Books used during this block: First Aid for the Emergency Medicine Clerkship, Pestsana’s Surgery Notes, Online Med Ed Videos
Words cant describe how excited and nervous I was to begin my Emergency Medicine rotation! This rotation had been much looked forward to since clinicals began. My rotation was at a University Medical Center that had many different students at various medical and PA schools rotating through.
The ER schedule is shift work, and this system had providers working ten hour shifts at four days per week to reach a ~40 hour week. PA’s and NP’s were able to work in a “low acuity” environment as well as the “high acuity” environment alongside the physicians.
Throughout the month, I was able to perform multiple pelvic exams, suturing of various body parts, some minor splinting and I&D’s of abscesses.
By the end of this rotation, I felt like I truly learned the most of all of my rotations thus far. The ER is a very different approach to clinical medicine due to its fast paced nature, but it really keeps you on your toes of critical thinking. The ER is definitely a front runner of specialties I’m interested in practicing after graduation.
General Surgery for me can be summed up as long hours and little food intake LOL. I never thought I would be very interested in the surgical field before PA school, and although it was an interesting experience, the lifestyle of working in a general surgical specialty is truly not for me.
Days began at ~5:30am to round on patients with the attendings, fellows, residents, and medical students. Surgical cases started around 8am and could last until 9pm or so with an average end time around 5-6pm. 12 hour days for 5 days a week wore on me pretty quickly but every once in a while we would have an open case (instead of laparoscopic) or something out of the ordinary that would catch my attention.
Because it was an academic institution, I only first assisted 2-3 times. There is definitely a hierarchy when there is training of fellows and residents in these hospitals. Even though this was the case, I always helped “close” the patients with sutures.
Surgical cases I assisted and observed in were laparoscopic cholecystectomies, laparoscopic hernia repairs (hiatal, umbilical), laparoscopic gastric sleeve or bypass, and laparoscopic appendectomies.
My school allows for us to rank surgical specialties to see for another four week rotation.
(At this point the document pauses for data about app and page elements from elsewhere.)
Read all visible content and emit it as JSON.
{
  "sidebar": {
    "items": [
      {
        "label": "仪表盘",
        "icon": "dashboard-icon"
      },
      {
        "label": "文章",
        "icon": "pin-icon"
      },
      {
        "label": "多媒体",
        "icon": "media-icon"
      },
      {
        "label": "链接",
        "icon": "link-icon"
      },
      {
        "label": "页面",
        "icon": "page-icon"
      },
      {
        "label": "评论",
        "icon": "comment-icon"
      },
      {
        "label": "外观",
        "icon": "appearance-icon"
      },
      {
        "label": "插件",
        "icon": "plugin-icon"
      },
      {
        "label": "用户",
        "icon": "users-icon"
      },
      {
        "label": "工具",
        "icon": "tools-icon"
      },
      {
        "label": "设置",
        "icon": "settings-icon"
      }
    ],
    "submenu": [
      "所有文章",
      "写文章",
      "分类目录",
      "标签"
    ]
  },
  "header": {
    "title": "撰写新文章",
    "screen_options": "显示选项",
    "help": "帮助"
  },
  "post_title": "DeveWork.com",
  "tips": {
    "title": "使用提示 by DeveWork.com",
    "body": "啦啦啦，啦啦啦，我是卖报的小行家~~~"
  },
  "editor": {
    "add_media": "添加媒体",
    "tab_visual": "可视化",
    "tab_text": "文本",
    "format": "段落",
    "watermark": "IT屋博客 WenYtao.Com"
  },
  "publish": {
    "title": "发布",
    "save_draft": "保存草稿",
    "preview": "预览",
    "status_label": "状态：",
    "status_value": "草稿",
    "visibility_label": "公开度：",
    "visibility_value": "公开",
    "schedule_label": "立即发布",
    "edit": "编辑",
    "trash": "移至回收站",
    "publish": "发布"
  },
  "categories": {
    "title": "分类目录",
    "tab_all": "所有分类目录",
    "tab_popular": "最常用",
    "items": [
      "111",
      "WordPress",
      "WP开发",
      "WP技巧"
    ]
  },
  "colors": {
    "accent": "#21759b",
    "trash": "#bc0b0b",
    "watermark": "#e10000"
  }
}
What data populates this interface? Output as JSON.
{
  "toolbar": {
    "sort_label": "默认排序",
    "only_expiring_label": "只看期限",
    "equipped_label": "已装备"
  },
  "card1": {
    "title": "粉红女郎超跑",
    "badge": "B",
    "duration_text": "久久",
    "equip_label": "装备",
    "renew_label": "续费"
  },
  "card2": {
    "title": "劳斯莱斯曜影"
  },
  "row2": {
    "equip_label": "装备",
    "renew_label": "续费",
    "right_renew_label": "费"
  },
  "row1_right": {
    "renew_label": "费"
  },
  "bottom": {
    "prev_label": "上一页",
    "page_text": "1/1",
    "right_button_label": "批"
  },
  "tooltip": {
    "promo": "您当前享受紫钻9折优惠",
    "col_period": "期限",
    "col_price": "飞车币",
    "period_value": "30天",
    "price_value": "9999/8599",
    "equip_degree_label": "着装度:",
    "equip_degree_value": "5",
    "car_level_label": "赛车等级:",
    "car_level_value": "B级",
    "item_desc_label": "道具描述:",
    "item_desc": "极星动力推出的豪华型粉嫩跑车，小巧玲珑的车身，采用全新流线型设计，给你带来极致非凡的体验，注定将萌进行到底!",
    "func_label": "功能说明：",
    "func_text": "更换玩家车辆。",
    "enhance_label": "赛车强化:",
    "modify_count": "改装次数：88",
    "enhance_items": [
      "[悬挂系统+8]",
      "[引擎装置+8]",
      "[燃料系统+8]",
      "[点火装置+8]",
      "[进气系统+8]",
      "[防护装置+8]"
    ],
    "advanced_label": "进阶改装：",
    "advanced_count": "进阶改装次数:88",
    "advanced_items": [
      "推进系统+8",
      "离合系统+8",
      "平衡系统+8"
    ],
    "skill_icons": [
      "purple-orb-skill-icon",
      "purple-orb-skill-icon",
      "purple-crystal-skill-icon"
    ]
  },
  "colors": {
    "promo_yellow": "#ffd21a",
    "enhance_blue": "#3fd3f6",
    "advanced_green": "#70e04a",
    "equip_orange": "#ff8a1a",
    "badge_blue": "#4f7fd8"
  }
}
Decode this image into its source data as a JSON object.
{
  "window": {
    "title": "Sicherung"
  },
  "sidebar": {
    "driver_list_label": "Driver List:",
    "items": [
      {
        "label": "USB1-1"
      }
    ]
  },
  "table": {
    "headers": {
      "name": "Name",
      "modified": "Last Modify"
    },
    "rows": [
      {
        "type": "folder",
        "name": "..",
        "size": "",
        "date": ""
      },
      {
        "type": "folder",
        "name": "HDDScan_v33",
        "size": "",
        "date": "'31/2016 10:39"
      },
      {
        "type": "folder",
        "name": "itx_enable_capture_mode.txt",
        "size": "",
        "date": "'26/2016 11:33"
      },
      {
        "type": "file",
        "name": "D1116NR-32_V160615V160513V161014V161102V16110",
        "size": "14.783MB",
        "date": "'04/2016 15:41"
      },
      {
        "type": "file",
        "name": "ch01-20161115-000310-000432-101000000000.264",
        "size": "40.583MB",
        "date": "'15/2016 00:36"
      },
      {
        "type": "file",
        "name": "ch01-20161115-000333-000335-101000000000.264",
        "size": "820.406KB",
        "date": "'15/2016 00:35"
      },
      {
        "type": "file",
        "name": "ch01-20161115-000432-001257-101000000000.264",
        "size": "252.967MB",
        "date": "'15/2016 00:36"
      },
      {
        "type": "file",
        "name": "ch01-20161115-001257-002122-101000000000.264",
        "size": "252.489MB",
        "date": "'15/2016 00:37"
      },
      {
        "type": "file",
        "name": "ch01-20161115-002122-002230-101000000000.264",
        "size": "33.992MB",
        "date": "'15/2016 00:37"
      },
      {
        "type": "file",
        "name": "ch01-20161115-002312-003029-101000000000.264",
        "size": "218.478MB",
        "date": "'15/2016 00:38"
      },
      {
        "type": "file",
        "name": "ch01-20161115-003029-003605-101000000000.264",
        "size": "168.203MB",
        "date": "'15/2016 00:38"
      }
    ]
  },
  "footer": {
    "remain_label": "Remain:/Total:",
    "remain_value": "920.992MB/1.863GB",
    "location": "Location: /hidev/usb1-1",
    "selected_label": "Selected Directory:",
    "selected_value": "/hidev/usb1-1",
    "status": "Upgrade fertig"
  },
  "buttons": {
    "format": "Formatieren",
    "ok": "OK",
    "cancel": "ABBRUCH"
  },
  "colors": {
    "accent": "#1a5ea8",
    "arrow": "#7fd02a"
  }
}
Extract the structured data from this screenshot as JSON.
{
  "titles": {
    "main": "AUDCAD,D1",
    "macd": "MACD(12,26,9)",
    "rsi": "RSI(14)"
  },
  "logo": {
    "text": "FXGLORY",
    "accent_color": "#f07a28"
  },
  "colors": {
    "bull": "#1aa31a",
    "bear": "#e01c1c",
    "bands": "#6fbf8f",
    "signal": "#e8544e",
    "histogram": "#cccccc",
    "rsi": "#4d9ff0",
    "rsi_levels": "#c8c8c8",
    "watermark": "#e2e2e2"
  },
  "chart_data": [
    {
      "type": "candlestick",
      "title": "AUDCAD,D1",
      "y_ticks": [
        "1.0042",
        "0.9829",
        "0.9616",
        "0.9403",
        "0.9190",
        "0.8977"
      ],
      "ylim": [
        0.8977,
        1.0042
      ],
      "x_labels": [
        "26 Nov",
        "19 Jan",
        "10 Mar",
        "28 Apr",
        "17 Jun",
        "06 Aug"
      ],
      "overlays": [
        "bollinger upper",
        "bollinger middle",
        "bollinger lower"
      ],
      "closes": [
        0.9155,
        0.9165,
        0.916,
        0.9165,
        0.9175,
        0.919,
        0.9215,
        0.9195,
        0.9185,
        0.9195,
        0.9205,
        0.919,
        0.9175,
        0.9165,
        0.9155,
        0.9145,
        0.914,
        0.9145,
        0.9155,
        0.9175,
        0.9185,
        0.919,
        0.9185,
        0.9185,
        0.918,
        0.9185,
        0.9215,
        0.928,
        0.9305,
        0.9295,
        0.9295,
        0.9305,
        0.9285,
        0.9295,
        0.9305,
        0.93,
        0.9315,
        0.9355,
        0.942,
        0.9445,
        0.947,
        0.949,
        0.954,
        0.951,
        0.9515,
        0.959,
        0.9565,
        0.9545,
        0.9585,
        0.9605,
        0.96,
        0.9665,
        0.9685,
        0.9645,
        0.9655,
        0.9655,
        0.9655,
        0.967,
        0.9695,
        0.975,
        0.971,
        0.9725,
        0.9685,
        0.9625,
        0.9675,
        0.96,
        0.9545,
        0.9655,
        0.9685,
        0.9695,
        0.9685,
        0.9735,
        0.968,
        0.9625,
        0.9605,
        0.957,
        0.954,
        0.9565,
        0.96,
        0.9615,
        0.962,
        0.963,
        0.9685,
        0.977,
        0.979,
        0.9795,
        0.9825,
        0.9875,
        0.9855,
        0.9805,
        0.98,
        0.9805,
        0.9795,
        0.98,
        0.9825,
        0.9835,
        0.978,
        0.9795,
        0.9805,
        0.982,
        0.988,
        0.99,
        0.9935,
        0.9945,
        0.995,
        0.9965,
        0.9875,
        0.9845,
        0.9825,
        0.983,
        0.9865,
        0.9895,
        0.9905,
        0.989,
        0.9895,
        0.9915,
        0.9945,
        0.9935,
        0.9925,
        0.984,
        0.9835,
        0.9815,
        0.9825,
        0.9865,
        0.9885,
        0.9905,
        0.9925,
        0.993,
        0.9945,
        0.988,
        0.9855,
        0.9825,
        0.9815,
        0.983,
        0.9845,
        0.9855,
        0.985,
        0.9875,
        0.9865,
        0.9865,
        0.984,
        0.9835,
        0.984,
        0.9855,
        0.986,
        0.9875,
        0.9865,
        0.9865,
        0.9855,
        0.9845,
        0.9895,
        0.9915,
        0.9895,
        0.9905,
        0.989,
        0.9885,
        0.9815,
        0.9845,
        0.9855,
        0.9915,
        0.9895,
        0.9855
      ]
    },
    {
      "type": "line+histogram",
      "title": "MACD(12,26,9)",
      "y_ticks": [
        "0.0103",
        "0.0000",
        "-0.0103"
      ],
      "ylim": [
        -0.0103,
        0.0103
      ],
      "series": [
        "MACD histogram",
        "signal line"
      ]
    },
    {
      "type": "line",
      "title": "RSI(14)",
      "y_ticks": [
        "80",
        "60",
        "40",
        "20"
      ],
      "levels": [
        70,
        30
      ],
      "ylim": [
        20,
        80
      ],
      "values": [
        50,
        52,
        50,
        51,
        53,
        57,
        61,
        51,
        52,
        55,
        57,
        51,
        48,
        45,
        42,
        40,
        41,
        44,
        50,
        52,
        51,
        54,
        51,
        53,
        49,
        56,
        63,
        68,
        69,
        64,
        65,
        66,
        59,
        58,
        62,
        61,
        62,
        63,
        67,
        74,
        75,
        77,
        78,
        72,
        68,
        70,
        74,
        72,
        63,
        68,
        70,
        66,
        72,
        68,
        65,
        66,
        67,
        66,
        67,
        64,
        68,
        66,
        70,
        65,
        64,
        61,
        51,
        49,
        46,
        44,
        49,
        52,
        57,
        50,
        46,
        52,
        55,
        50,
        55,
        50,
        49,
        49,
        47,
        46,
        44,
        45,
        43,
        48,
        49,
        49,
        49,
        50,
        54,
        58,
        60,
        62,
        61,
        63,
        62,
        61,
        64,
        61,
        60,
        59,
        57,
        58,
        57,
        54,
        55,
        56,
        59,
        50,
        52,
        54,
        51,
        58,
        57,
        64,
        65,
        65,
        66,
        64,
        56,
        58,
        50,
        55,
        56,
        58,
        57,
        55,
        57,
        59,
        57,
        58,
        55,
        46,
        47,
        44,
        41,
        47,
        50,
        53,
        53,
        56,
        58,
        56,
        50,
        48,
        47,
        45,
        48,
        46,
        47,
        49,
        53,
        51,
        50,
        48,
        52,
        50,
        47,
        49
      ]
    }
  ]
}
I ended up ranking plastics as my number one, and orthopedics as my number two and ended up with orthopedic surgery. Ortho has been a subject I’ve struggled with in didactic year. It truly is pure memorization of bones, nerves, vessels and understanding of what muscle groups do. So I came in with some mild hesitancy.
This private practice I rotated with had ~3 clinic only days and ~2 surgery days. I preferred clinic days to surgery days but I think I just don’t love surgery. As my time at the office went by and I became more comfortable, I realized how simple ortho can really be. I’m glad that I ended up with that rotation because I believe it’s important to one be well rounded, and two have confidence in my ortho physical exam, differentials and treatment.
Throughout this rotation clinically, I was able to administer steroid injections in the shoulders and knees. I was also able to drain a knee with excess fluid (more likely to be seen in an ER setting). In surgery, I assisted and observed rotator cuff repairs, meniscus repairs, ACL repairs, humoral fracture repairs, total knee and total hip replacements, and some hand surgeries like carpal tunnel release and trigger finger release.